Provided material -
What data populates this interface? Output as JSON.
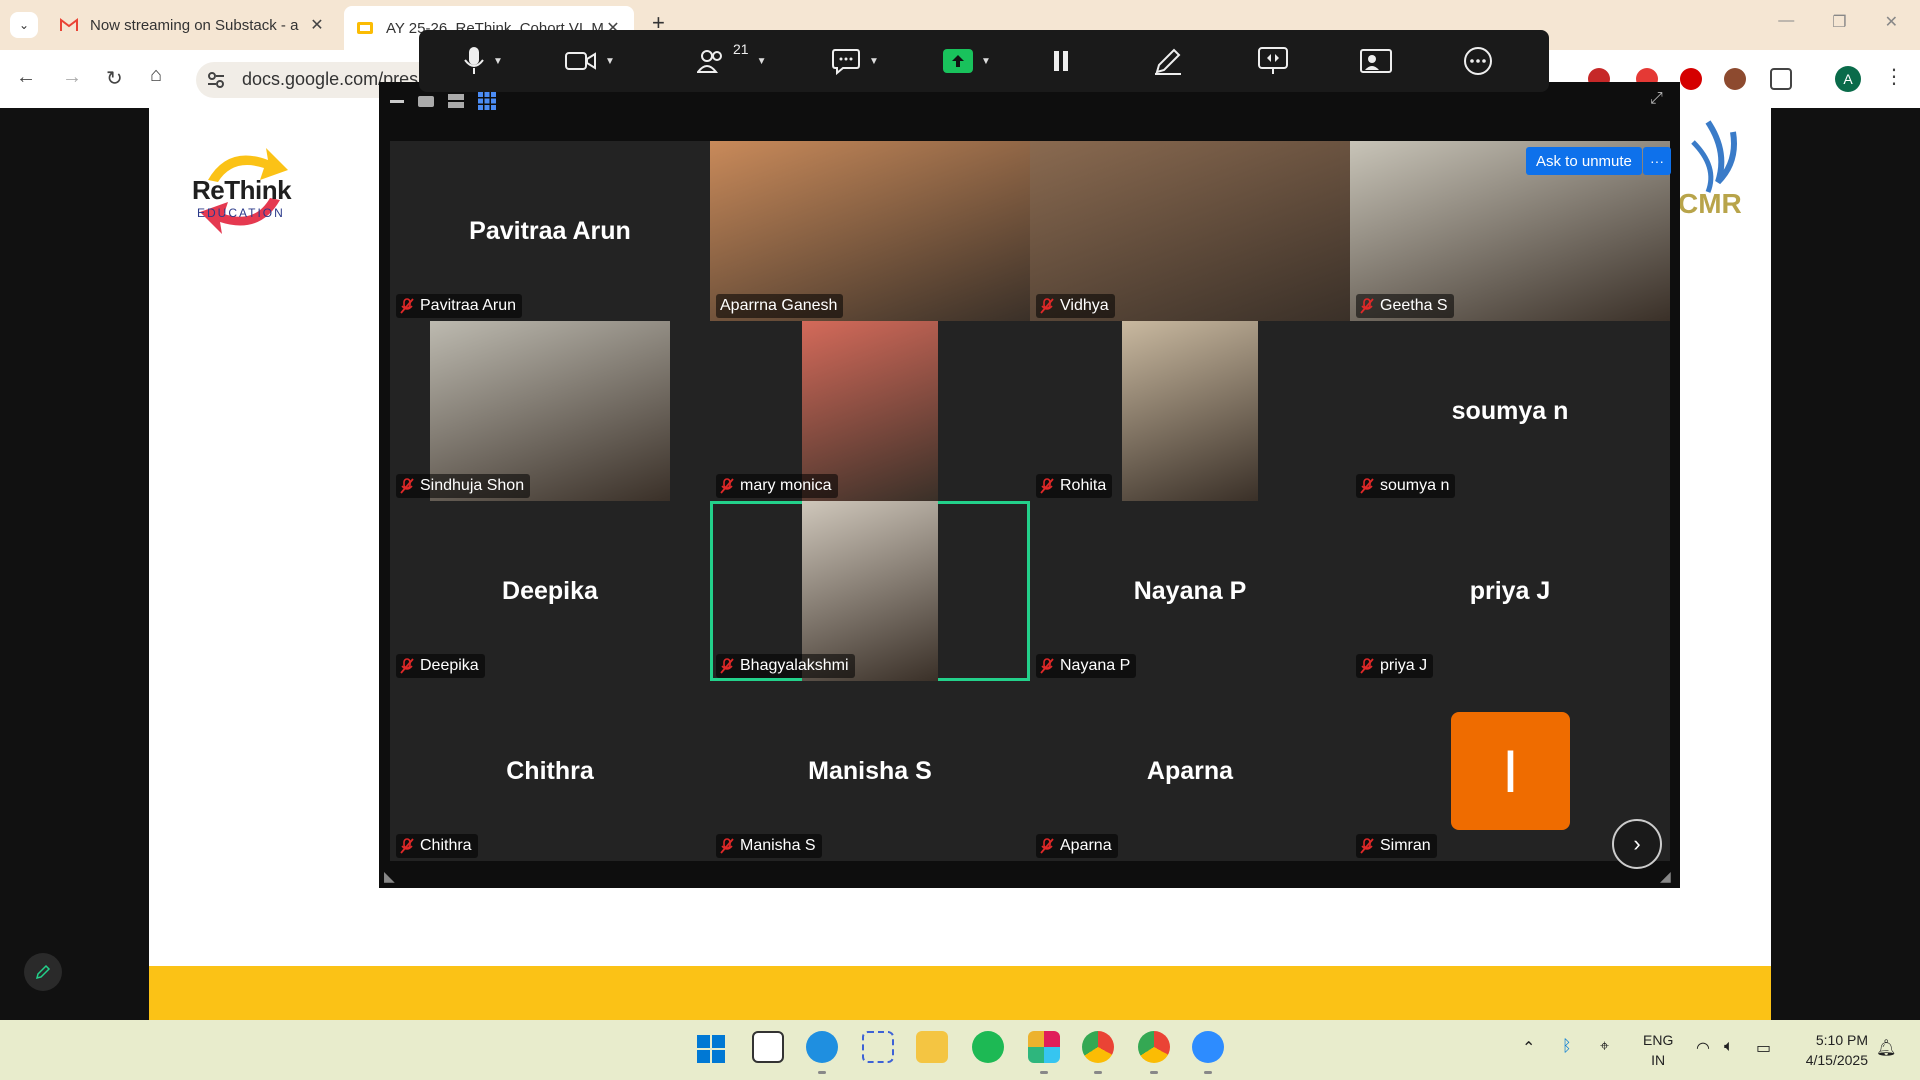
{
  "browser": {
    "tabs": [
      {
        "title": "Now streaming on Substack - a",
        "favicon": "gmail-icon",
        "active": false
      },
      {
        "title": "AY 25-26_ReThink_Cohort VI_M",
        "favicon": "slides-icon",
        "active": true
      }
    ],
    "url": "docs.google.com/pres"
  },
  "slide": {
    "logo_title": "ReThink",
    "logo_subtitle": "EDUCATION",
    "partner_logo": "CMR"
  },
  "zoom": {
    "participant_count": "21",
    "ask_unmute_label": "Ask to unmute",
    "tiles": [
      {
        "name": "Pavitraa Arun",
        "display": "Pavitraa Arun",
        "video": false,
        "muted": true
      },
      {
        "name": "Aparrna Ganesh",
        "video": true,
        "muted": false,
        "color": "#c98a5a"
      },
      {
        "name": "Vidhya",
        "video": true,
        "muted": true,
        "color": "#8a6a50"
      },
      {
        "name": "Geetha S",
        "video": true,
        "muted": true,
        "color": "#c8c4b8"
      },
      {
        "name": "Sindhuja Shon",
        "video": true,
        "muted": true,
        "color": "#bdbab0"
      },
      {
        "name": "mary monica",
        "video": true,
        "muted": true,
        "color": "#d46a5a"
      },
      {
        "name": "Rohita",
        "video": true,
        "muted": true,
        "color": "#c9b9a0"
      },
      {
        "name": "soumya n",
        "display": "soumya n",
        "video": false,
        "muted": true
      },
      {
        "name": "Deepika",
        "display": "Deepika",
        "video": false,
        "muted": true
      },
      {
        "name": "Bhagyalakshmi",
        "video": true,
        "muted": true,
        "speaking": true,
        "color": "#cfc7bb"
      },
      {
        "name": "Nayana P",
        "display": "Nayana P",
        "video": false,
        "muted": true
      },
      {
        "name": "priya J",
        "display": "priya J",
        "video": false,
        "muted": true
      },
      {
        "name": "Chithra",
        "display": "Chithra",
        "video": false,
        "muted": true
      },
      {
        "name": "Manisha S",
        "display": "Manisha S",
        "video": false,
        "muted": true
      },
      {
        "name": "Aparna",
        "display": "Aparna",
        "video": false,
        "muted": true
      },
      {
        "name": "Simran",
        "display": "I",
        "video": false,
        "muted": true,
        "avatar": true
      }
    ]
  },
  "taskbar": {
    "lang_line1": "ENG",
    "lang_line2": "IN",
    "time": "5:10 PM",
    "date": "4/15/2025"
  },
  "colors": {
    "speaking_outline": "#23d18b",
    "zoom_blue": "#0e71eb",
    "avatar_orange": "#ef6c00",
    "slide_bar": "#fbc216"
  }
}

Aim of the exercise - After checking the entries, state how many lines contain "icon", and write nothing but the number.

Your solution - 2